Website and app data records
------------------------------------------------------------

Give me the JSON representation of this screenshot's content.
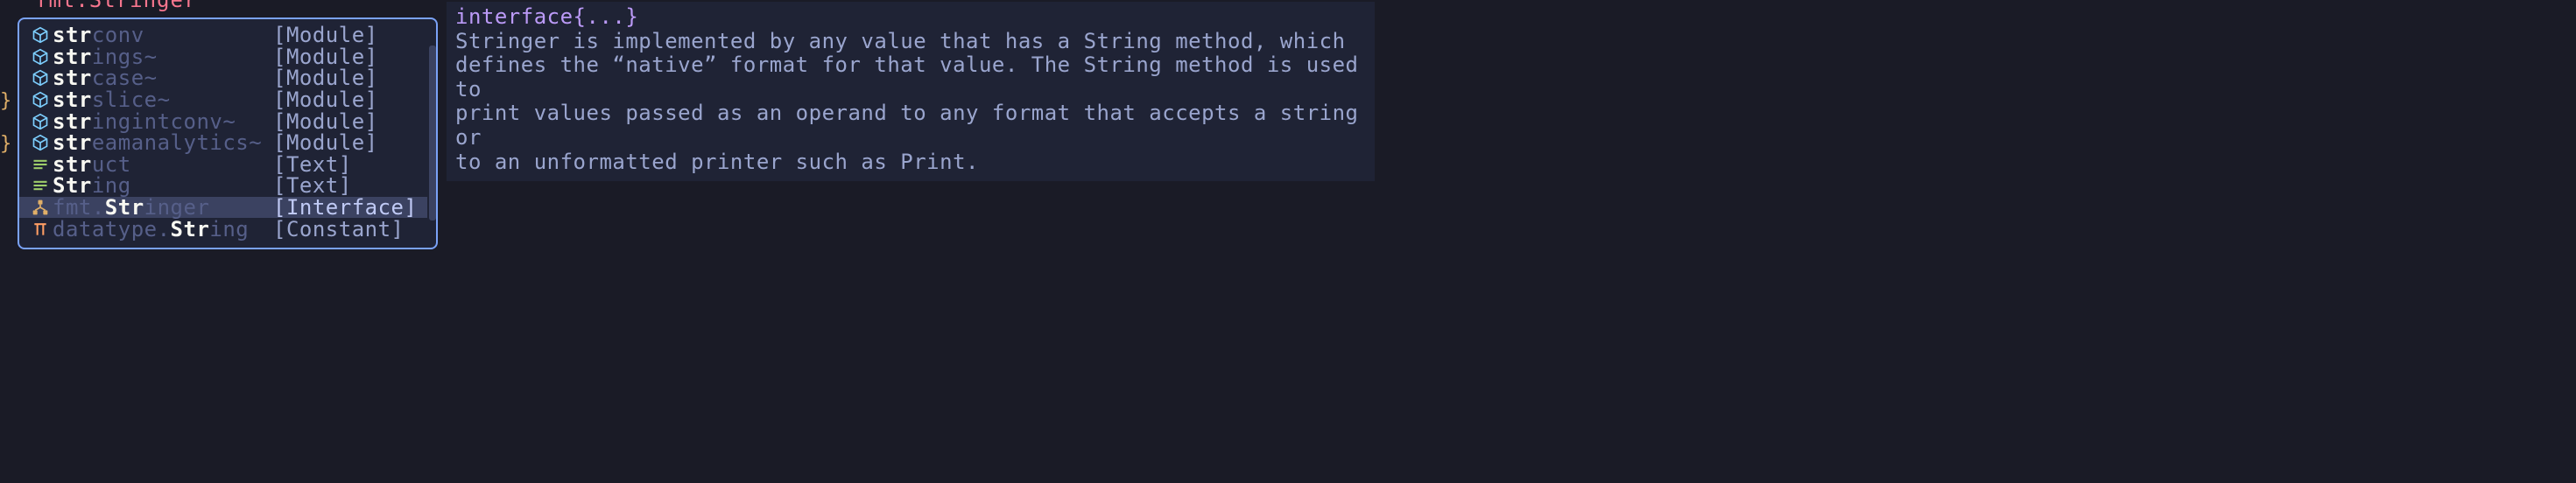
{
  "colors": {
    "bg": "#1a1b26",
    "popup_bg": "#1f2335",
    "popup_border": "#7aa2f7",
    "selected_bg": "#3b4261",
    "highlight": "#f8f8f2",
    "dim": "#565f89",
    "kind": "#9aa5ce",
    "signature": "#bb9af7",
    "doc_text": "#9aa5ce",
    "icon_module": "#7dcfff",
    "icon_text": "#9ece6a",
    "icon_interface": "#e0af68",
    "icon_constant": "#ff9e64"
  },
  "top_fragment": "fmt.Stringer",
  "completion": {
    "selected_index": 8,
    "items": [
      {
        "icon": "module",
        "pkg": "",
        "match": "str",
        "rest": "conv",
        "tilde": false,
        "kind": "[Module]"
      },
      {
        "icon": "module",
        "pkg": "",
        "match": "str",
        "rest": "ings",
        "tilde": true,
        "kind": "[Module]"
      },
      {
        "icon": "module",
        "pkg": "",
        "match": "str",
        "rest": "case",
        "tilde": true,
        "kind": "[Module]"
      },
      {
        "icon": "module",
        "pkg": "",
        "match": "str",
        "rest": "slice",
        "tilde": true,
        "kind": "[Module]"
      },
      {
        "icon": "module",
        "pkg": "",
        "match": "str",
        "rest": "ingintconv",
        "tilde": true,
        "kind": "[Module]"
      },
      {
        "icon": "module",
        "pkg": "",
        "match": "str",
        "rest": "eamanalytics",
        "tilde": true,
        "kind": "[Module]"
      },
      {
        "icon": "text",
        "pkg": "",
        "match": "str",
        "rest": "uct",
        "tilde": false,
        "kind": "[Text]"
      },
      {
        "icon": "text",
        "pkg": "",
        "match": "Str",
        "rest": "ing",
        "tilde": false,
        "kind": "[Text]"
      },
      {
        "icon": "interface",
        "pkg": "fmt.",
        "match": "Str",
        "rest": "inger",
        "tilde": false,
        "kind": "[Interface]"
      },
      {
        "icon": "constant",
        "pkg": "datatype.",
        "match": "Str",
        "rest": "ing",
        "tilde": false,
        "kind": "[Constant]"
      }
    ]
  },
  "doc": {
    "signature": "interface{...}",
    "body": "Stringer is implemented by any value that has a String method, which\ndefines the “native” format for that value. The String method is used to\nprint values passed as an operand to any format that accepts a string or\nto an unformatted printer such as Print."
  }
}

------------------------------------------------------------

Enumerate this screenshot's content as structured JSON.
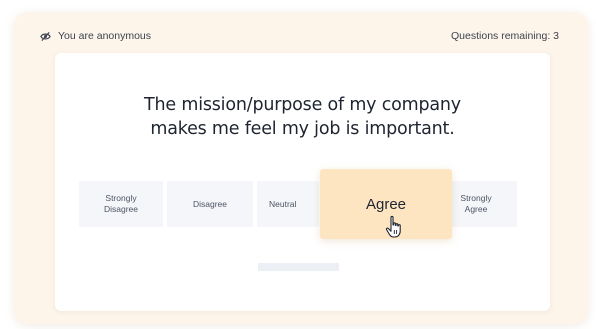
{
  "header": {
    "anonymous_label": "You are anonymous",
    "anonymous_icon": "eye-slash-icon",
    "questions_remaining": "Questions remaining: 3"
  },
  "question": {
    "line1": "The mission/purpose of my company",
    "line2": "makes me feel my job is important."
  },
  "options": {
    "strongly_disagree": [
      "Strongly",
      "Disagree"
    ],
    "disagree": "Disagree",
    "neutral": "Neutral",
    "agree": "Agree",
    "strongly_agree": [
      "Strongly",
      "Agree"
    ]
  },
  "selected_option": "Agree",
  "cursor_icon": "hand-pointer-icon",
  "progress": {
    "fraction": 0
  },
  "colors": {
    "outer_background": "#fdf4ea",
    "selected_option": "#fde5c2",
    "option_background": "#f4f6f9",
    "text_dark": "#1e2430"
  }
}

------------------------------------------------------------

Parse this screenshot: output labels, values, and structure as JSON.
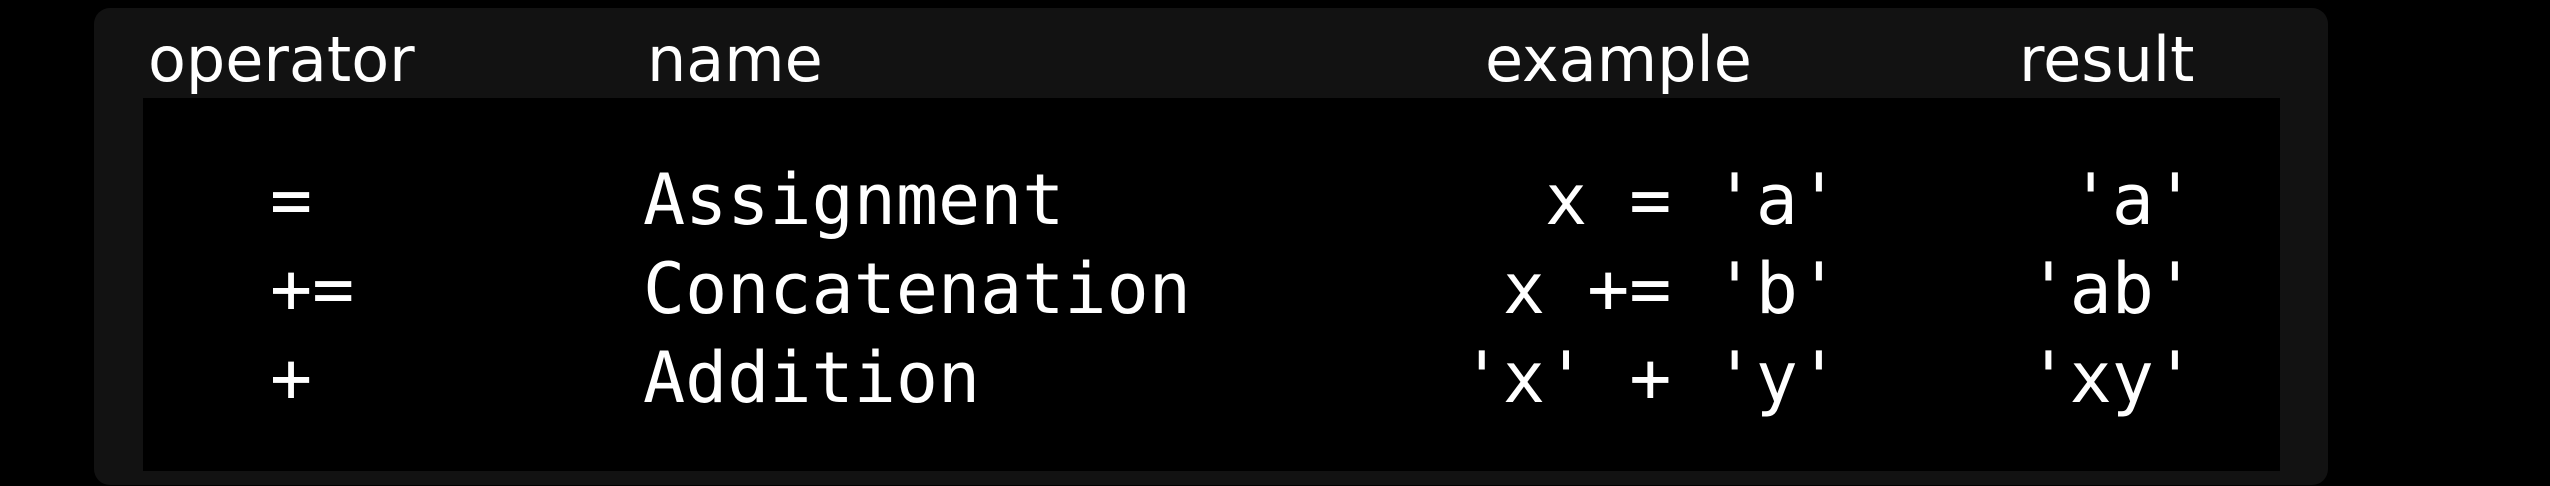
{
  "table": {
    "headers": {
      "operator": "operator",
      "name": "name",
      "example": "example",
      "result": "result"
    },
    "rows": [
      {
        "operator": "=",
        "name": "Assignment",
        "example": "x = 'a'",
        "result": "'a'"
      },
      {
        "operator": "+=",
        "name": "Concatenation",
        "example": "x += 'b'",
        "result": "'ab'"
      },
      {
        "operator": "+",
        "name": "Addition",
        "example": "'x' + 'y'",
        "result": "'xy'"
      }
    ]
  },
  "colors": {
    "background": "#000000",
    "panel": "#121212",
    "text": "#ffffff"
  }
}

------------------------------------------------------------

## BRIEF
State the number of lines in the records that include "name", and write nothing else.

## WRITTEN ANSWER
4